- _TASK BRIEF_: Please output each entry in the material beneath exactly as shown.

- _DATA SECTION_:
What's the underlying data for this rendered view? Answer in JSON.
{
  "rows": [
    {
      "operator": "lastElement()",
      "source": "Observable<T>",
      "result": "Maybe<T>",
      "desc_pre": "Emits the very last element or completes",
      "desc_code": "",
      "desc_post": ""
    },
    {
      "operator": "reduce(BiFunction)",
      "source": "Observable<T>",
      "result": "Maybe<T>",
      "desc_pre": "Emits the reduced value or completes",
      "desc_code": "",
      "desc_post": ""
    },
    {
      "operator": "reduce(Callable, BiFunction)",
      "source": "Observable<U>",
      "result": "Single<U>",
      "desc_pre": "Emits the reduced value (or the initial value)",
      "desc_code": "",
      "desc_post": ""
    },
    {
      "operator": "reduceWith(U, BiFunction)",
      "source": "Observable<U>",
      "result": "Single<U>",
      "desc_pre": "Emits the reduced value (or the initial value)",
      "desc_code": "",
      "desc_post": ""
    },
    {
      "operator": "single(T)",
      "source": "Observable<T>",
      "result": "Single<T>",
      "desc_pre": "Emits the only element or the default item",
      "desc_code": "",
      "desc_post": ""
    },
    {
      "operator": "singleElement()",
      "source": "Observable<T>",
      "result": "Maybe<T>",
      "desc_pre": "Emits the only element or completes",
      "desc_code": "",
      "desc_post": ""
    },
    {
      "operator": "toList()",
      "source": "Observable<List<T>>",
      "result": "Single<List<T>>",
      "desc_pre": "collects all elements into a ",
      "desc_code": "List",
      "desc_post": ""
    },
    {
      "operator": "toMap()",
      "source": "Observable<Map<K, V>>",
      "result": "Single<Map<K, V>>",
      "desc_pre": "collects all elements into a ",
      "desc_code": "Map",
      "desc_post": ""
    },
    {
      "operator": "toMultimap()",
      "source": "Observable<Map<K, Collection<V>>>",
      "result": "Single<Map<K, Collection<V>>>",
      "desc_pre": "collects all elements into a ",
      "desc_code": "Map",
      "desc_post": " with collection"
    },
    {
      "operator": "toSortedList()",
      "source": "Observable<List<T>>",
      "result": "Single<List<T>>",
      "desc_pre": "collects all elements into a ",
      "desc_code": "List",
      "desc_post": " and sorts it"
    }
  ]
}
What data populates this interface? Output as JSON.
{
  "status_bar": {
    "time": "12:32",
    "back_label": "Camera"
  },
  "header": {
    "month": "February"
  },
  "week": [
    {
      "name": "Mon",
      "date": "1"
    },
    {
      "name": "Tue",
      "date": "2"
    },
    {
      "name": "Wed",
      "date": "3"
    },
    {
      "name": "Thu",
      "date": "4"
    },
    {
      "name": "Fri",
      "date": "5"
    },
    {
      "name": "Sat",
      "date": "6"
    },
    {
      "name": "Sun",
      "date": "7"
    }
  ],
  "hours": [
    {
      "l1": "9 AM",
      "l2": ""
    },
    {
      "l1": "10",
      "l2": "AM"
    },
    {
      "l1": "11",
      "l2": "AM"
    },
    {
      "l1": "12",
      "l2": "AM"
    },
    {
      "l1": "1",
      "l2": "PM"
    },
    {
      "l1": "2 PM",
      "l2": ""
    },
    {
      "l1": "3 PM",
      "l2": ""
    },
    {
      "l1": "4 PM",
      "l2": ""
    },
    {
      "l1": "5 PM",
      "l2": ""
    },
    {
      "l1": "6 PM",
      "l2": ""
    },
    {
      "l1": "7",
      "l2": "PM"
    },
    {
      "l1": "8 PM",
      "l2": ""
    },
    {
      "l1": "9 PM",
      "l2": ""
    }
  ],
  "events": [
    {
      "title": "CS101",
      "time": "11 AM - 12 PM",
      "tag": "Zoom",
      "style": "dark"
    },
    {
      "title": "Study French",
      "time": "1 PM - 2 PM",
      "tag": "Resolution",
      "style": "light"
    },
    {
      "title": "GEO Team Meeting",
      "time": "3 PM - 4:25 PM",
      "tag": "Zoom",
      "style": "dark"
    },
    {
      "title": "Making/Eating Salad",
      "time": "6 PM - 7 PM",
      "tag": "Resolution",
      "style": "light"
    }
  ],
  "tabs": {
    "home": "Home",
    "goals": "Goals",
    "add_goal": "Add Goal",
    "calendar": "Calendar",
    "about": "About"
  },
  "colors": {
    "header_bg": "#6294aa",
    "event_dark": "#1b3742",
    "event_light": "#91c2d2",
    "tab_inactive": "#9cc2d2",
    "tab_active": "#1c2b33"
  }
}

- _ANSWER SPACE_:
What's the underlying data for this rendered view? Answer in JSON.
{
  "rows": [
    {
      "operator": "lastElement()",
      "source": "Observable<T>",
      "result": "Maybe<T>",
      "desc_pre": "Emits the very last element or completes",
      "desc_code": "",
      "desc_post": ""
    },
    {
      "operator": "reduce(BiFunction)",
      "source": "Observable<T>",
      "result": "Maybe<T>",
      "desc_pre": "Emits the reduced value or completes",
      "desc_code": "",
      "desc_post": ""
    },
    {
      "operator": "reduce(Callable, BiFunction)",
      "source": "Observable<U>",
      "result": "Single<U>",
      "desc_pre": "Emits the reduced value (or the initial value)",
      "desc_code": "",
      "desc_post": ""
    },
    {
      "operator": "reduceWith(U, BiFunction)",
      "source": "Observable<U>",
      "result": "Single<U>",
      "desc_pre": "Emits the reduced value (or the initial value)",
      "desc_code": "",
      "desc_post": ""
    },
    {
      "operator": "single(T)",
      "source": "Observable<T>",
      "result": "Single<T>",
      "desc_pre": "Emits the only element or the default item",
      "desc_code": "",
      "desc_post": ""
    },
    {
      "operator": "singleElement()",
      "source": "Observable<T>",
      "result": "Maybe<T>",
      "desc_pre": "Emits the only element or completes",
      "desc_code": "",
      "desc_post": ""
    },
    {
      "operator": "toList()",
      "source": "Observable<List<T>>",
      "result": "Single<List<T>>",
      "desc_pre": "collects all elements into a ",
      "desc_code": "List",
      "desc_post": ""
    },
    {
      "operator": "toMap()",
      "source": "Observable<Map<K, V>>",
      "result": "Single<Map<K, V>>",
      "desc_pre": "collects all elements into a ",
      "desc_code": "Map",
      "desc_post": ""
    },
    {
      "operator": "toMultimap()",
      "source": "Observable<Map<K, Collection<V>>>",
      "result": "Single<Map<K, Collection<V>>>",
      "desc_pre": "collects all elements into a ",
      "desc_code": "Map",
      "desc_post": " with collection"
    },
    {
      "operator": "toSortedList()",
      "source": "Observable<List<T>>",
      "result": "Single<List<T>>",
      "desc_pre": "collects all elements into a ",
      "desc_code": "List",
      "desc_post": " and sorts it"
    }
  ]
}
What data populates this interface? Output as JSON.
{
  "status_bar": {
    "time": "12:32",
    "back_label": "Camera"
  },
  "header": {
    "month": "February"
  },
  "week": [
    {
      "name": "Mon",
      "date": "1"
    },
    {
      "name": "Tue",
      "date": "2"
    },
    {
      "name": "Wed",
      "date": "3"
    },
    {
      "name": "Thu",
      "date": "4"
    },
    {
      "name": "Fri",
      "date": "5"
    },
    {
      "name": "Sat",
      "date": "6"
    },
    {
      "name": "Sun",
      "date": "7"
    }
  ],
  "hours": [
    {
      "l1": "9 AM",
      "l2": ""
    },
    {
      "l1": "10",
      "l2": "AM"
    },
    {
      "l1": "11",
      "l2": "AM"
    },
    {
      "l1": "12",
      "l2": "AM"
    },
    {
      "l1": "1",
      "l2": "PM"
    },
    {
      "l1": "2 PM",
      "l2": ""
    },
    {
      "l1": "3 PM",
      "l2": ""
    },
    {
      "l1": "4 PM",
      "l2": ""
    },
    {
      "l1": "5 PM",
      "l2": ""
    },
    {
      "l1": "6 PM",
      "l2": ""
    },
    {
      "l1": "7",
      "l2": "PM"
    },
    {
      "l1": "8 PM",
      "l2": ""
    },
    {
      "l1": "9 PM",
      "l2": ""
    }
  ],
  "events": [
    {
      "title": "CS101",
      "time": "11 AM - 12 PM",
      "tag": "Zoom",
      "style": "dark"
    },
    {
      "title": "Study French",
      "time": "1 PM - 2 PM",
      "tag": "Resolution",
      "style": "light"
    },
    {
      "title": "GEO Team Meeting",
      "time": "3 PM - 4:25 PM",
      "tag": "Zoom",
      "style": "dark"
    },
    {
      "title": "Making/Eating Salad",
      "time": "6 PM - 7 PM",
      "tag": "Resolution",
      "style": "light"
    }
  ],
  "tabs": {
    "home": "Home",
    "goals": "Goals",
    "add_goal": "Add Goal",
    "calendar": "Calendar",
    "about": "About"
  },
  "colors": {
    "header_bg": "#6294aa",
    "event_dark": "#1b3742",
    "event_light": "#91c2d2",
    "tab_inactive": "#9cc2d2",
    "tab_active": "#1c2b33"
  }
}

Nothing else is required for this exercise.